The diff operates so smoothly and quietly I have to try hard to get any chatter—like in a U-turn at part-throttle—yet it’s still fairly unobtrusive. With the stock diff, I’d gotten used to expecting so much useless torque that, with the traction control off, I’d take up two lanes when the tires broke loose. It was like driving in the rain. With the TC on, the car would hesitate annoyingly while trying to find traction in the first two gears. It was like being the passenger to a driver who gets on and off the throttle repeatedly.
With the Renntech/OS Giken diff installed, it’s an entirely different story. While you don’t hear it, you feel the improvement. Given the massive 700 lb-ft of torque, leaving the TC on during a First-gear launch is still the way to go. But the acceleration is so brutal, it’s as if the diff and tires have married themselves harmoniously with the ECU’s commands, allowing maybe 10 percent wheel slippage, and keeping the car catapulting forward through First gear with much less hesitation. The improvement tells the story, and a zero-to-60 mph rip at 3.7 seconds with a 12.0-second quarter-mile says it boldly.
Some have told me it feels like a roller coaster; other unsuspecting passengers become quiet from the literal loss of breath, similar to when I throw my two-year-old Alexa up in the air and don’t forget to catch her.
With the newfound grip and progressive locking feature in the differential, the performance is much more repeatable. It will be interesting to see how this new upgrade changes the car’s behavior in light snow expected in the upcoming months here in the Midwest.
In high-speed turns, the diff performs smooth as silk, so much so that one has to wonder why Mercedes didn’t use OS Giken rear ends for all of its twin-turbo V12s. With a $4,900 price tag, it’s probably no more than a $2-3k difference over the factory pumpkin. Given the compromise-free performance improvement, that 3% price hike over the total package of a V12 Biturbo Benz would be nothing to me if I had that kind of coin lying around for a new one today. But I don’t.
At least I saved enough to pony up the 9-year depreciated amount. And thanks to this upgrade, I’m now even gladder I did.
General Tire GMAX AS-03
General Tire’s new GMAX was our choice for year-round performance on this S600 in Kansas City. It helped lay down a 0-60 mph blast in 3.7 seconds, and it can be driven in light snow.

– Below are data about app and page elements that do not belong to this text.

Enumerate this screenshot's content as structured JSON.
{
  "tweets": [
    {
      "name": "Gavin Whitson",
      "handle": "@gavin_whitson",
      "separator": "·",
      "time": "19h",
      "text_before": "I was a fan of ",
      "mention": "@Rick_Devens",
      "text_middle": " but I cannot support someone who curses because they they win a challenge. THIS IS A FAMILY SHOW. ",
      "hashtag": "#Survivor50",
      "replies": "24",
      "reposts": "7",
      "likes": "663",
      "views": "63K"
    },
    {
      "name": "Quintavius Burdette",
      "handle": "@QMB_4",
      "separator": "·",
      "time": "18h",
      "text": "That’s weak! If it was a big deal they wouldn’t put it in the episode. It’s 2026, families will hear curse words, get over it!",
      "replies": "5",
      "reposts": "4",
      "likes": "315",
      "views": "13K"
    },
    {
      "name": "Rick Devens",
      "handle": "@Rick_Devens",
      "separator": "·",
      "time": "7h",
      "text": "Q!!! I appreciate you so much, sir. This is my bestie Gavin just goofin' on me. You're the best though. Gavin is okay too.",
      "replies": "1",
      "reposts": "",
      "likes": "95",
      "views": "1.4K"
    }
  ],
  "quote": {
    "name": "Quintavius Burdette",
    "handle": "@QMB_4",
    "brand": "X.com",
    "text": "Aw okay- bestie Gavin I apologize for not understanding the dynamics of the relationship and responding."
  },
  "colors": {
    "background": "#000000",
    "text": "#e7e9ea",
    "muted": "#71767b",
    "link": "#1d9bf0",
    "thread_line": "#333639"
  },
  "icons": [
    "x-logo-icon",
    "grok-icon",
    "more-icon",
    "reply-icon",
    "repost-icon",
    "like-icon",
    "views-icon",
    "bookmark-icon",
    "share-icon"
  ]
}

General Tire’s new GMAX was our choice for year-round performance on this S600 in Kansas C
I have to keep reminding myself the General Tire GMAX AS-03 is a true all-season tire, not because it doesn’t exceed my expectations but because I keep thinking I just drove an ultra-high-performance summer tire.
I’ve been to a few of these tire gigs, and the fact that General invited us to test its new tire at Infineon Raceway in Sonoma, Calif., was a bold statement. The track has myriad blind, bowled and off-camber corners, both uphill and downhill, some you take in Fourth gear. If cars (and drivers) are going to exceed their limits, it’s here.
The new AS-03 is General’s new ultra-high-performance (UHP) all-season tire designed to perform in almost any condition, from dry to wet and even in light snow. It was a good move since prior to 2008 the summer/all-season tires sales ratio was 60/40, and since then this ratio has reversed.
The V-shaped grooves on the GMAX offer optimum water channeling as well as an aggressive visual appeal, while tread block stability and stiffness enhances dry performance. Further in, cleverly placed sipes provide snow traction, packing the snow onto the tire like a snowball builds on itself.
This tire offers incredible new technology that the consumer will notice throughout its lifespan. First, GT’s new VAI (Vehicle Alignment Indicator) technology provides sipes on the shoulders of the tires that wear within the first few hundred miles if the car is misaligned, saving the tires from ruin later on.